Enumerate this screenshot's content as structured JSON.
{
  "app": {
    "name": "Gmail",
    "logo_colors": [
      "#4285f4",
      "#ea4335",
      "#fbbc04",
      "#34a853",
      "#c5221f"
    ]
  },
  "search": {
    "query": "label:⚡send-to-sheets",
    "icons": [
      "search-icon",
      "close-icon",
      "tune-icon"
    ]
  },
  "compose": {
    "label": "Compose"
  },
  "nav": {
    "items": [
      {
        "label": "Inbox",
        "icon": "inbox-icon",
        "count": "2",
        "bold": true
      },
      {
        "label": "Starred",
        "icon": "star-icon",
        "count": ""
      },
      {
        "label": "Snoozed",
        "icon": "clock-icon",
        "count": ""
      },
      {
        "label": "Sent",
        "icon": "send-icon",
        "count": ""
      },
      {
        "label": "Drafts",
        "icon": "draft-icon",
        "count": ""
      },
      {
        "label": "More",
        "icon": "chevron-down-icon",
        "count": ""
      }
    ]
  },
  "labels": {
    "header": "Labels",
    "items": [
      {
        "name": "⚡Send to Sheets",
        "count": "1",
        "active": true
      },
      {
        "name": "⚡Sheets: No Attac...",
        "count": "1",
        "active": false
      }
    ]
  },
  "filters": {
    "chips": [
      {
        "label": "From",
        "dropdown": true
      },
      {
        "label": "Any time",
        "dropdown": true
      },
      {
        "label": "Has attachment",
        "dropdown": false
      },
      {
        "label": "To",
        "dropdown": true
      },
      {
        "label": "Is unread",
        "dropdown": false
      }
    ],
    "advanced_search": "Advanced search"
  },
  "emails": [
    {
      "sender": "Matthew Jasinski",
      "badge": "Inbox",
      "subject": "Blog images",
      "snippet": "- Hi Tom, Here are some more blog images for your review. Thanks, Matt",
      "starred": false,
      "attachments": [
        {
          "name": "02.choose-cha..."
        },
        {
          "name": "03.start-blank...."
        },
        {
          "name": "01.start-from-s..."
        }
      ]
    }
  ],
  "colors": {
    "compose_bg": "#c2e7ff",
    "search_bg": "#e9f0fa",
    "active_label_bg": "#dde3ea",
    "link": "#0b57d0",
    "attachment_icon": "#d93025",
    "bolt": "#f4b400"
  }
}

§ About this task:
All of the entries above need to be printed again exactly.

§ Exercise solution:
Enumerate this screenshot's content as structured JSON.
{
  "app": {
    "name": "Gmail",
    "logo_colors": [
      "#4285f4",
      "#ea4335",
      "#fbbc04",
      "#34a853",
      "#c5221f"
    ]
  },
  "search": {
    "query": "label:⚡send-to-sheets",
    "icons": [
      "search-icon",
      "close-icon",
      "tune-icon"
    ]
  },
  "compose": {
    "label": "Compose"
  },
  "nav": {
    "items": [
      {
        "label": "Inbox",
        "icon": "inbox-icon",
        "count": "2",
        "bold": true
      },
      {
        "label": "Starred",
        "icon": "star-icon",
        "count": ""
      },
      {
        "label": "Snoozed",
        "icon": "clock-icon",
        "count": ""
      },
      {
        "label": "Sent",
        "icon": "send-icon",
        "count": ""
      },
      {
        "label": "Drafts",
        "icon": "draft-icon",
        "count": ""
      },
      {
        "label": "More",
        "icon": "chevron-down-icon",
        "count": ""
      }
    ]
  },
  "labels": {
    "header": "Labels",
    "items": [
      {
        "name": "⚡Send to Sheets",
        "count": "1",
        "active": true
      },
      {
        "name": "⚡Sheets: No Attac...",
        "count": "1",
        "active": false
      }
    ]
  },
  "filters": {
    "chips": [
      {
        "label": "From",
        "dropdown": true
      },
      {
        "label": "Any time",
        "dropdown": true
      },
      {
        "label": "Has attachment",
        "dropdown": false
      },
      {
        "label": "To",
        "dropdown": true
      },
      {
        "label": "Is unread",
        "dropdown": false
      }
    ],
    "advanced_search": "Advanced search"
  },
  "emails": [
    {
      "sender": "Matthew Jasinski",
      "badge": "Inbox",
      "subject": "Blog images",
      "snippet": "- Hi Tom, Here are some more blog images for your review. Thanks, Matt",
      "starred": false,
      "attachments": [
        {
          "name": "02.choose-cha..."
        },
        {
          "name": "03.start-blank...."
        },
        {
          "name": "01.start-from-s..."
        }
      ]
    }
  ],
  "colors": {
    "compose_bg": "#c2e7ff",
    "search_bg": "#e9f0fa",
    "active_label_bg": "#dde3ea",
    "link": "#0b57d0",
    "attachment_icon": "#d93025",
    "bolt": "#f4b400"
  }
}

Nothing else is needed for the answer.